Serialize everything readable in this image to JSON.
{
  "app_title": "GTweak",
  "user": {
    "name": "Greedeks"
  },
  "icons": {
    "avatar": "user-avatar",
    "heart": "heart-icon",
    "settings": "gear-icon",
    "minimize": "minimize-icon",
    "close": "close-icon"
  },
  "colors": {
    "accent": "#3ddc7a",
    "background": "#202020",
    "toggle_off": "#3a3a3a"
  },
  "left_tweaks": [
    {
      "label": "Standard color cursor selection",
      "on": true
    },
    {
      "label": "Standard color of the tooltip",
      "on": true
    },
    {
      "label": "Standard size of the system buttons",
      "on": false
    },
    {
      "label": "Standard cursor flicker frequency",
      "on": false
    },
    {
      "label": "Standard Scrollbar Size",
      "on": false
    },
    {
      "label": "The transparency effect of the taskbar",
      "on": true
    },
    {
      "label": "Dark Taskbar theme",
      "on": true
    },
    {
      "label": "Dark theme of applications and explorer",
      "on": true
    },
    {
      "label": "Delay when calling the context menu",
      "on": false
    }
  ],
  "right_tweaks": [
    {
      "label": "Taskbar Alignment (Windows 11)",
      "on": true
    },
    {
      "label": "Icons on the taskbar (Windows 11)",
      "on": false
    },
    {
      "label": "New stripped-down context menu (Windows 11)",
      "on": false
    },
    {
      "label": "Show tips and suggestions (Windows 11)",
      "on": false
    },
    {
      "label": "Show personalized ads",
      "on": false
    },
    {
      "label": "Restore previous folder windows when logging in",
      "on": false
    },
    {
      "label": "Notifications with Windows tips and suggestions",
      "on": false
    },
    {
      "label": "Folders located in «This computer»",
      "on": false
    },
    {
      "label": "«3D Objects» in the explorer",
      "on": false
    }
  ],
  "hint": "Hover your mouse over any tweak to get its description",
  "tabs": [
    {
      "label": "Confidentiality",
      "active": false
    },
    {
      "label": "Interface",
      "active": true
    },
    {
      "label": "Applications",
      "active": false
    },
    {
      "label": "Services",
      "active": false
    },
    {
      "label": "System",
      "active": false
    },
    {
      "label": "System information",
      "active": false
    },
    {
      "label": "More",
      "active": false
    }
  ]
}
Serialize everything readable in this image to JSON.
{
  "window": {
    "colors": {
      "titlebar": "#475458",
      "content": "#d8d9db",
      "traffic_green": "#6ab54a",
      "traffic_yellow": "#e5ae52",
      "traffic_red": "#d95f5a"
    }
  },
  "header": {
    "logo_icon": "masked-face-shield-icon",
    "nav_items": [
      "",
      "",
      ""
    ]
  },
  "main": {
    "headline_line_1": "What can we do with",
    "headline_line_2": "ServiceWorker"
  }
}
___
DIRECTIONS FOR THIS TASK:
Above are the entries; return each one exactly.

ANSWER BOX:
Serialize everything readable in this image to JSON.
{
  "app_title": "GTweak",
  "user": {
    "name": "Greedeks"
  },
  "icons": {
    "avatar": "user-avatar",
    "heart": "heart-icon",
    "settings": "gear-icon",
    "minimize": "minimize-icon",
    "close": "close-icon"
  },
  "colors": {
    "accent": "#3ddc7a",
    "background": "#202020",
    "toggle_off": "#3a3a3a"
  },
  "left_tweaks": [
    {
      "label": "Standard color cursor selection",
      "on": true
    },
    {
      "label": "Standard color of the tooltip",
      "on": true
    },
    {
      "label": "Standard size of the system buttons",
      "on": false
    },
    {
      "label": "Standard cursor flicker frequency",
      "on": false
    },
    {
      "label": "Standard Scrollbar Size",
      "on": false
    },
    {
      "label": "The transparency effect of the taskbar",
      "on": true
    },
    {
      "label": "Dark Taskbar theme",
      "on": true
    },
    {
      "label": "Dark theme of applications and explorer",
      "on": true
    },
    {
      "label": "Delay when calling the context menu",
      "on": false
    }
  ],
  "right_tweaks": [
    {
      "label": "Taskbar Alignment (Windows 11)",
      "on": true
    },
    {
      "label": "Icons on the taskbar (Windows 11)",
      "on": false
    },
    {
      "label": "New stripped-down context menu (Windows 11)",
      "on": false
    },
    {
      "label": "Show tips and suggestions (Windows 11)",
      "on": false
    },
    {
      "label": "Show personalized ads",
      "on": false
    },
    {
      "label": "Restore previous folder windows when logging in",
      "on": false
    },
    {
      "label": "Notifications with Windows tips and suggestions",
      "on": false
    },
    {
      "label": "Folders located in «This computer»",
      "on": false
    },
    {
      "label": "«3D Objects» in the explorer",
      "on": false
    }
  ],
  "hint": "Hover your mouse over any tweak to get its description",
  "tabs": [
    {
      "label": "Confidentiality",
      "active": false
    },
    {
      "label": "Interface",
      "active": true
    },
    {
      "label": "Applications",
      "active": false
    },
    {
      "label": "Services",
      "active": false
    },
    {
      "label": "System",
      "active": false
    },
    {
      "label": "System information",
      "active": false
    },
    {
      "label": "More",
      "active": false
    }
  ]
}
Serialize everything readable in this image to JSON.
{
  "window": {
    "colors": {
      "titlebar": "#475458",
      "content": "#d8d9db",
      "traffic_green": "#6ab54a",
      "traffic_yellow": "#e5ae52",
      "traffic_red": "#d95f5a"
    }
  },
  "header": {
    "logo_icon": "masked-face-shield-icon",
    "nav_items": [
      "",
      "",
      ""
    ]
  },
  "main": {
    "headline_line_1": "What can we do with",
    "headline_line_2": "ServiceWorker"
  }
}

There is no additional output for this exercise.